Since the data must remain as supplied, reproduce it word for word.

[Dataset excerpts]
Segment Open
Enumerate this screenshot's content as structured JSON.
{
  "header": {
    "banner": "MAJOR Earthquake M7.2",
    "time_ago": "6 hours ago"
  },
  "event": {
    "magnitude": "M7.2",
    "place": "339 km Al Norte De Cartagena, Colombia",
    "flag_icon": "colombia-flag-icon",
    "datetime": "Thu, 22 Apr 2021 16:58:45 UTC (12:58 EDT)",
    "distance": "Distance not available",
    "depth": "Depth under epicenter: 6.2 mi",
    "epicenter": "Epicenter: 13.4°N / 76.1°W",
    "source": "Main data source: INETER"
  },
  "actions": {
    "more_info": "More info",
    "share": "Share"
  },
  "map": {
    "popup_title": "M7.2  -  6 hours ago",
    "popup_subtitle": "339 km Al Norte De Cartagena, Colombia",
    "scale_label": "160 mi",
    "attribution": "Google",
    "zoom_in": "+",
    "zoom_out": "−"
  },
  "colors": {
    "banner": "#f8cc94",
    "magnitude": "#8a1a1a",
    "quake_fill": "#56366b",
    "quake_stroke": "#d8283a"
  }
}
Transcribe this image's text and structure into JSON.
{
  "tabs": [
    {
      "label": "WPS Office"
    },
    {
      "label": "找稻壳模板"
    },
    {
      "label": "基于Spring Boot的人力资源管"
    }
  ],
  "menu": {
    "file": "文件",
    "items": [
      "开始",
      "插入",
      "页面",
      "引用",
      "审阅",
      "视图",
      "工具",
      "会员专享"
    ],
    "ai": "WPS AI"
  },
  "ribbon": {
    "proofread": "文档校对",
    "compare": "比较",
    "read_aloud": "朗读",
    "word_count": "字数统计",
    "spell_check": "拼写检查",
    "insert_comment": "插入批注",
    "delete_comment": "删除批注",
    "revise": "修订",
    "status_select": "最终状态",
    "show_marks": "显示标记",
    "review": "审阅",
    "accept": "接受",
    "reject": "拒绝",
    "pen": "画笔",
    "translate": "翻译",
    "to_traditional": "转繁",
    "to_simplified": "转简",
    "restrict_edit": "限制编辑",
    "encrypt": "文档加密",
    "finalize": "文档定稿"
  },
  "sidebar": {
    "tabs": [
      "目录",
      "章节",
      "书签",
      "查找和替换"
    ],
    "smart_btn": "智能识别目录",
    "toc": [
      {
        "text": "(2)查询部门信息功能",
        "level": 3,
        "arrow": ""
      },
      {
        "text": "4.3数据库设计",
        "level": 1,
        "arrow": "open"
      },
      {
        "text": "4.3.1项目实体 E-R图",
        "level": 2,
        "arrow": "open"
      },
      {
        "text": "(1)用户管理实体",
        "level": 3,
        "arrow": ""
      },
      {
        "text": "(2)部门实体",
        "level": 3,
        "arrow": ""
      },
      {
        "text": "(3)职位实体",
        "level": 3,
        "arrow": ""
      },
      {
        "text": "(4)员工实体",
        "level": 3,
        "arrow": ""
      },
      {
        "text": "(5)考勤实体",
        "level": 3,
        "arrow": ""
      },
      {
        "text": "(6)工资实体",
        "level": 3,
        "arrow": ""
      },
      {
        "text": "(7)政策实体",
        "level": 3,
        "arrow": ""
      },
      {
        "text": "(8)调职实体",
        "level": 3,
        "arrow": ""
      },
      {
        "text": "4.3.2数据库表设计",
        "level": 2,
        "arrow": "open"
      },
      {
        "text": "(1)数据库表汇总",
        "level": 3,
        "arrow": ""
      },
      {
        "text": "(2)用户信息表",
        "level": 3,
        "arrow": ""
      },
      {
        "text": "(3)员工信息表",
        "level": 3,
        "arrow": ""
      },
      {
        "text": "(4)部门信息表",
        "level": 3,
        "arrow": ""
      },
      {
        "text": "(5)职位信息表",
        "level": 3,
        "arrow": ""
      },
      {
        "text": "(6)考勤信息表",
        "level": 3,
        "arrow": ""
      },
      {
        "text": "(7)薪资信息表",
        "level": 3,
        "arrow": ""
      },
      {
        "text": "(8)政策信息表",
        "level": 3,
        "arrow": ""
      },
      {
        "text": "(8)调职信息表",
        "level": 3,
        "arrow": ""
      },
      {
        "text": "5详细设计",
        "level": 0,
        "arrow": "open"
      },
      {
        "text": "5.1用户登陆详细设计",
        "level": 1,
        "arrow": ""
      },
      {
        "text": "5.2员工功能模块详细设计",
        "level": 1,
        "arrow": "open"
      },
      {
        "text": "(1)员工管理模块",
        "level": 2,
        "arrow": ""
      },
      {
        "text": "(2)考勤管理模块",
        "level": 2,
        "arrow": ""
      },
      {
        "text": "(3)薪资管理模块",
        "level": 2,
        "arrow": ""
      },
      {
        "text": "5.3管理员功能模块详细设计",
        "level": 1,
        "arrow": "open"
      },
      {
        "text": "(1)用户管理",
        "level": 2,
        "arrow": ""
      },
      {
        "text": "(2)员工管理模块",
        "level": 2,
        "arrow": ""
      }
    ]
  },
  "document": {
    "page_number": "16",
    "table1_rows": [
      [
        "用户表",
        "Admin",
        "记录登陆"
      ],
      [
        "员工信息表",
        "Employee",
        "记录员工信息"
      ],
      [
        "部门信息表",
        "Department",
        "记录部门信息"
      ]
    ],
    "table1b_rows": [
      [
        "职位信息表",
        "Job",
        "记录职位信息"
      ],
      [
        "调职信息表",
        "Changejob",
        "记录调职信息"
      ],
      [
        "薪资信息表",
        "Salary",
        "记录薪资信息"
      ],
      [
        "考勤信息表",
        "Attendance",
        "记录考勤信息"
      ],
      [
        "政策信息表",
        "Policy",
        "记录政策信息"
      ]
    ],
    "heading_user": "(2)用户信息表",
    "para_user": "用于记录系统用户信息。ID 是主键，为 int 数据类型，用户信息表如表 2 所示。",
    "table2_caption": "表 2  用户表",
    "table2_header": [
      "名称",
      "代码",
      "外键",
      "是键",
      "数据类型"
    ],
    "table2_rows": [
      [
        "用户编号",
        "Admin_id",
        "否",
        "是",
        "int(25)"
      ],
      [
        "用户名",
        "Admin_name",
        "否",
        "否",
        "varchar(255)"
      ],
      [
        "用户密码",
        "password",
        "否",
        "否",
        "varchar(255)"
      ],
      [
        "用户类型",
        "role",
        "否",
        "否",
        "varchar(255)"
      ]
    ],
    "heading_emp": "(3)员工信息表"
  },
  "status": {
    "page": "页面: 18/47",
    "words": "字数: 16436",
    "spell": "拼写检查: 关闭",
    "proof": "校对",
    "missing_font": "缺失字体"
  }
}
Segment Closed
**Problem solution:**
Enumerate this screenshot's content as structured JSON.
{
  "header": {
    "banner": "MAJOR Earthquake M7.2",
    "time_ago": "6 hours ago"
  },
  "event": {
    "magnitude": "M7.2",
    "place": "339 km Al Norte De Cartagena, Colombia",
    "flag_icon": "colombia-flag-icon",
    "datetime": "Thu, 22 Apr 2021 16:58:45 UTC (12:58 EDT)",
    "distance": "Distance not available",
    "depth": "Depth under epicenter: 6.2 mi",
    "epicenter": "Epicenter: 13.4°N / 76.1°W",
    "source": "Main data source: INETER"
  },
  "actions": {
    "more_info": "More info",
    "share": "Share"
  },
  "map": {
    "popup_title": "M7.2  -  6 hours ago",
    "popup_subtitle": "339 km Al Norte De Cartagena, Colombia",
    "scale_label": "160 mi",
    "attribution": "Google",
    "zoom_in": "+",
    "zoom_out": "−"
  },
  "colors": {
    "banner": "#f8cc94",
    "magnitude": "#8a1a1a",
    "quake_fill": "#56366b",
    "quake_stroke": "#d8283a"
  }
}
Transcribe this image's text and structure into JSON.
{
  "tabs": [
    {
      "label": "WPS Office"
    },
    {
      "label": "找稻壳模板"
    },
    {
      "label": "基于Spring Boot的人力资源管"
    }
  ],
  "menu": {
    "file": "文件",
    "items": [
      "开始",
      "插入",
      "页面",
      "引用",
      "审阅",
      "视图",
      "工具",
      "会员专享"
    ],
    "ai": "WPS AI"
  },
  "ribbon": {
    "proofread": "文档校对",
    "compare": "比较",
    "read_aloud": "朗读",
    "word_count": "字数统计",
    "spell_check": "拼写检查",
    "insert_comment": "插入批注",
    "delete_comment": "删除批注",
    "revise": "修订",
    "status_select": "最终状态",
    "show_marks": "显示标记",
    "review": "审阅",
    "accept": "接受",
    "reject": "拒绝",
    "pen": "画笔",
    "translate": "翻译",
    "to_traditional": "转繁",
    "to_simplified": "转简",
    "restrict_edit": "限制编辑",
    "encrypt": "文档加密",
    "finalize": "文档定稿"
  },
  "sidebar": {
    "tabs": [
      "目录",
      "章节",
      "书签",
      "查找和替换"
    ],
    "smart_btn": "智能识别目录",
    "toc": [
      {
        "text": "(2)查询部门信息功能",
        "level": 3,
        "arrow": ""
      },
      {
        "text": "4.3数据库设计",
        "level": 1,
        "arrow": "open"
      },
      {
        "text": "4.3.1项目实体 E-R图",
        "level": 2,
        "arrow": "open"
      },
      {
        "text": "(1)用户管理实体",
        "level": 3,
        "arrow": ""
      },
      {
        "text": "(2)部门实体",
        "level": 3,
        "arrow": ""
      },
      {
        "text": "(3)职位实体",
        "level": 3,
        "arrow": ""
      },
      {
        "text": "(4)员工实体",
        "level": 3,
        "arrow": ""
      },
      {
        "text": "(5)考勤实体",
        "level": 3,
        "arrow": ""
      },
      {
        "text": "(6)工资实体",
        "level": 3,
        "arrow": ""
      },
      {
        "text": "(7)政策实体",
        "level": 3,
        "arrow": ""
      },
      {
        "text": "(8)调职实体",
        "level": 3,
        "arrow": ""
      },
      {
        "text": "4.3.2数据库表设计",
        "level": 2,
        "arrow": "open"
      },
      {
        "text": "(1)数据库表汇总",
        "level": 3,
        "arrow": ""
      },
      {
        "text": "(2)用户信息表",
        "level": 3,
        "arrow": ""
      },
      {
        "text": "(3)员工信息表",
        "level": 3,
        "arrow": ""
      },
      {
        "text": "(4)部门信息表",
        "level": 3,
        "arrow": ""
      },
      {
        "text": "(5)职位信息表",
        "level": 3,
        "arrow": ""
      },
      {
        "text": "(6)考勤信息表",
        "level": 3,
        "arrow": ""
      },
      {
        "text": "(7)薪资信息表",
        "level": 3,
        "arrow": ""
      },
      {
        "text": "(8)政策信息表",
        "level": 3,
        "arrow": ""
      },
      {
        "text": "(8)调职信息表",
        "level": 3,
        "arrow": ""
      },
      {
        "text": "5详细设计",
        "level": 0,
        "arrow": "open"
      },
      {
        "text": "5.1用户登陆详细设计",
        "level": 1,
        "arrow": ""
      },
      {
        "text": "5.2员工功能模块详细设计",
        "level": 1,
        "arrow": "open"
      },
      {
        "text": "(1)员工管理模块",
        "level": 2,
        "arrow": ""
      },
      {
        "text": "(2)考勤管理模块",
        "level": 2,
        "arrow": ""
      },
      {
        "text": "(3)薪资管理模块",
        "level": 2,
        "arrow": ""
      },
      {
        "text": "5.3管理员功能模块详细设计",
        "level": 1,
        "arrow": "open"
      },
      {
        "text": "(1)用户管理",
        "level": 2,
        "arrow": ""
      },
      {
        "text": "(2)员工管理模块",
        "level": 2,
        "arrow": ""
      }
    ]
  },
  "document": {
    "page_number": "16",
    "table1_rows": [
      [
        "用户表",
        "Admin",
        "记录登陆"
      ],
      [
        "员工信息表",
        "Employee",
        "记录员工信息"
      ],
      [
        "部门信息表",
        "Department",
        "记录部门信息"
      ]
    ],
    "table1b_rows": [
      [
        "职位信息表",
        "Job",
        "记录职位信息"
      ],
      [
        "调职信息表",
        "Changejob",
        "记录调职信息"
      ],
      [
        "薪资信息表",
        "Salary",
        "记录薪资信息"
      ],
      [
        "考勤信息表",
        "Attendance",
        "记录考勤信息"
      ],
      [
        "政策信息表",
        "Policy",
        "记录政策信息"
      ]
    ],
    "heading_user": "(2)用户信息表",
    "para_user": "用于记录系统用户信息。ID 是主键，为 int 数据类型，用户信息表如表 2 所示。",
    "table2_caption": "表 2  用户表",
    "table2_header": [
      "名称",
      "代码",
      "外键",
      "是键",
      "数据类型"
    ],
    "table2_rows": [
      [
        "用户编号",
        "Admin_id",
        "否",
        "是",
        "int(25)"
      ],
      [
        "用户名",
        "Admin_name",
        "否",
        "否",
        "varchar(255)"
      ],
      [
        "用户密码",
        "password",
        "否",
        "否",
        "varchar(255)"
      ],
      [
        "用户类型",
        "role",
        "否",
        "否",
        "varchar(255)"
      ]
    ],
    "heading_emp": "(3)员工信息表"
  },
  "status": {
    "page": "页面: 18/47",
    "words": "字数: 16436",
    "spell": "拼写检查: 关闭",
    "proof": "校对",
    "missing_font": "缺失字体"
  }
}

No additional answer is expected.